FSSAI registration: What it could mean for mushrooming food businesses


With the massive shift in lifestyle, from eating out to ordering in, there seems to be a tipping point approaching the F&B scene in India. The pandemic has cost many jobs and livelihoods, and the Internet is flooded either with heart wrenching stories of those, or some of the most-happy ones by revival through a food business of some size that makes one self-dependent. Cloud kitchens are in vogue and so are home chefs that are mushrooming all across the country, which is great news for people who are worried about eating out (and, rightly so) because it means that they can get their favourite meals home delivered and have a great experience from the comfort and safety of their premises.

This is a win-win situation for both: a consumer as well as a home chef, some of whom are making a living through this business. However, this perfect yin and yang now sees a slight disturbance with these small home run F&B businesses in danger of facing a fine of Rs 5 lakh fine and maybe imprisonment for up to 6 months if they do not either get a registration or licensing done for their brand! Though the law has been there for almost a decade now (since August 2011), home bakers and chefs were a tiny percentage then compared to now. The boom of home chefs has come in the wake of the Covid pandemic, and different people view this law through their own perception. A valid FSSAI licence is mandatory for any home run F&B business that has a turnover of Rs 12 lakh and more, and a registration for a turnover below that. Amita Dev, whose brand HomeFed by Amita, was started during the lockdown and she feels that a registration is an added hassle, but has to be done. “People order from chefs they know and trust in terms of food quality, portions, etc. If I order some things from a lady down the road, I will continue to order from her despite the odds. But yes I think it will bring some sort of a standard for most.”

Social media platforms like LinkedIn and job portals are flooded with people looking out for new opportunities. With home fires burning for most, members of a family chip in together to start a small business so that they can make ends meet. For most, something related to food is the only way forward since as a population we are mostly unskilled to do anything else apart for the job that we have been trained for. There is also an image that has to be maintained in society that does not look kindly upon anything else other than a ‘white-collared job’ for an individual. Rajan Bedi, whose Rajan’s Rasoi kick-started in a commercial way only during the Covid times, says that it is “a simple process; one should just get it done. I am going to apply for it immediately.” The problem arises for people who are probably neither aware of this law or are not educated enough to go through the registration process. It is not the cost that is high; it is about being able to do so online and things like that, which need some amount of understanding.

For a consumer, it essentially means two things: a surety of hygiene and of course quality. Rajiv Aneja adds, “As an ex-restaurant owner, if there’s a kitchen that is commercial in any way, it should have a valid licence. There has to be a differentiator and once a business is registered there will be a check on taxes paid, Covid safety measures taken, hygiene and so on. I haven’t been stepping out for months now but have been ordering regularly from people I know personally. Not everyone knows each person who they order from and one thing I want to be sure of is where I get my food from.”

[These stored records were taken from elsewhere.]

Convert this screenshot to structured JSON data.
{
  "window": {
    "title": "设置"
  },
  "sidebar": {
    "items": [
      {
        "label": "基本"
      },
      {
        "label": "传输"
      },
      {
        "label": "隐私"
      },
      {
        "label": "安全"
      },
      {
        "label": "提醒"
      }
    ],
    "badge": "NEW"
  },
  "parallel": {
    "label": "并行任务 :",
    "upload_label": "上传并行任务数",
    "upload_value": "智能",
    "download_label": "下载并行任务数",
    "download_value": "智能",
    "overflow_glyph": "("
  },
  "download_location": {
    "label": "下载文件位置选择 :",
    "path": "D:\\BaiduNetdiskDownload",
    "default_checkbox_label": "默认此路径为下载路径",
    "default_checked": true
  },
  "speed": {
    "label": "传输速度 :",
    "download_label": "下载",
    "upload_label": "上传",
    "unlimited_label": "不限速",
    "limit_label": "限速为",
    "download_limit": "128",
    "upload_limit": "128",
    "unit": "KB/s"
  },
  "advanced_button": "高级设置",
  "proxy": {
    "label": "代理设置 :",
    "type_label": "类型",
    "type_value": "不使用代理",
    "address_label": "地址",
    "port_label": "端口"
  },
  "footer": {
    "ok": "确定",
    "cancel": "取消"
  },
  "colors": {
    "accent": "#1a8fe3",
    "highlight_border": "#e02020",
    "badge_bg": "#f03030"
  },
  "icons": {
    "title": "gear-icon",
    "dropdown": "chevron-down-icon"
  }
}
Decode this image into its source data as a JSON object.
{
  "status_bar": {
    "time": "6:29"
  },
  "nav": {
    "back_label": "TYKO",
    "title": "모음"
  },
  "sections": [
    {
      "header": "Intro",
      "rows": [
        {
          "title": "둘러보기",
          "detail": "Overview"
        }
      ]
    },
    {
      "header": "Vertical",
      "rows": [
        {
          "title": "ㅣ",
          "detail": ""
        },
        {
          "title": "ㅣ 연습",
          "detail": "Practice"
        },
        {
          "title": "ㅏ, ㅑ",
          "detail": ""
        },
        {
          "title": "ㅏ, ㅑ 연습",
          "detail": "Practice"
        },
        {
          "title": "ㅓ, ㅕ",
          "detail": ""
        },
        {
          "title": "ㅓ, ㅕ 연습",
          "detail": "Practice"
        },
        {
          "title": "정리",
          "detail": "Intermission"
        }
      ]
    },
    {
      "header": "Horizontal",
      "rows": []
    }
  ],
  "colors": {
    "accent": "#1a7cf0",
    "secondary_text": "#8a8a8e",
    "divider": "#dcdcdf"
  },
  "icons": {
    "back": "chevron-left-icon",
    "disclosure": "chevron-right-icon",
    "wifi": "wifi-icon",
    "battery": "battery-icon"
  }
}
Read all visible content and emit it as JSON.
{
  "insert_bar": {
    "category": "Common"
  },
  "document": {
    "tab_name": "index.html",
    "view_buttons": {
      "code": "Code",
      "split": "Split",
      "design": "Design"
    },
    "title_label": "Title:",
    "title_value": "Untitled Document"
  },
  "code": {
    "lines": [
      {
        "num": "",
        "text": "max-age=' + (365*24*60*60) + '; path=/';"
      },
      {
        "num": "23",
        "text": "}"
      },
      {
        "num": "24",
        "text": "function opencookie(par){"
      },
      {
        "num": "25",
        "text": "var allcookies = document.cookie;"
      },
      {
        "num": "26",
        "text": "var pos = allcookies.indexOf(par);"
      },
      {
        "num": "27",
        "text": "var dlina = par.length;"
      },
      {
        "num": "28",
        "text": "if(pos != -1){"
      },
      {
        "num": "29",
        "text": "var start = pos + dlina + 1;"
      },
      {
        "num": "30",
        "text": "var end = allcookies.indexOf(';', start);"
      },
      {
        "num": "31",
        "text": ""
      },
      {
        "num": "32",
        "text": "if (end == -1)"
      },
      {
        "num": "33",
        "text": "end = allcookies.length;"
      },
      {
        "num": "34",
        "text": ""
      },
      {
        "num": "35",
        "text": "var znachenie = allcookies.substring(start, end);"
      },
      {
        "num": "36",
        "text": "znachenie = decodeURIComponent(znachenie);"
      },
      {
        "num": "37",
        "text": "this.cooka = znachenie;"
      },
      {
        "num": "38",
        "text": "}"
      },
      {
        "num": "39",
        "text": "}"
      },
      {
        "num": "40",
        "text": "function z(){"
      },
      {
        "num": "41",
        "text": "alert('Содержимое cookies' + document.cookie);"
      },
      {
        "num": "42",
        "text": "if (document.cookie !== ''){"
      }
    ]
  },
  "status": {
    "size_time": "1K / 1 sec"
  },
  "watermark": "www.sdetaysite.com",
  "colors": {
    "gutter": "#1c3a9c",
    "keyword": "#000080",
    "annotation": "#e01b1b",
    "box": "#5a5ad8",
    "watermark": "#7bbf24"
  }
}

There is an argument about penalising the roadside thelas, tea shops etc. that do not have licenses or registrations, which is a fair point. However, one is prepared for the implications of that and has realistic expectations from them than say a restaurant or a home kitchen. Ruchika Bhargava, who has a cake brand Sinfull Temptations, says: “I definitely think it’s a good thing since it does give you a certain authentication and brings about a certain level. It is affordable. The fees aren’t high; neither is the waiting time. So, even for a small baker for me who does this part time, I feel that it is definitely worth it because it does take care of trust issues as well in these otherwise difficult times.”

While it is true that cooked food is safe to consume, it may be worth looking at the fact that a registration gives more than validity to a brand. As a consumer, I would certainly feel better in terms of ordering from someone whose brand is registered, even if I don’t know her/him personally, since that way I’m sure of food safety and hygiene norms being followed. Chandra Roy, a resident of Dwarka and a senior citizen, gets food delivered regularly since she is mostly living alone. She adds, “I order from people I know well because that way I am sure of the quality. Even though we keep getting ads of more home chefs and bakers here, we stick to the ones we know personally. If every home chef becomes licensed or registered, people like us will feel more at ease and assured in every way.

For most home chefs and bakers, this may also be a good time to retrospect how they want to move ahead: would they want to formalise what may have started during Covid in way of either a hobby or even a livelihood, or was it just a stop-gap arrangement till jobs are back and/or other businesses/work get back to normal. If someone is serious about their F&B business and is in it for the long run, this needs to be the way forward so that there is a standard maintained in terms of quality, quantity, hygiene, packaging, safety, and other parameters. It may seem like a bit of a hassle in the beginning, but desperate times need desperate measures, and this may just be the beginning of better things to come!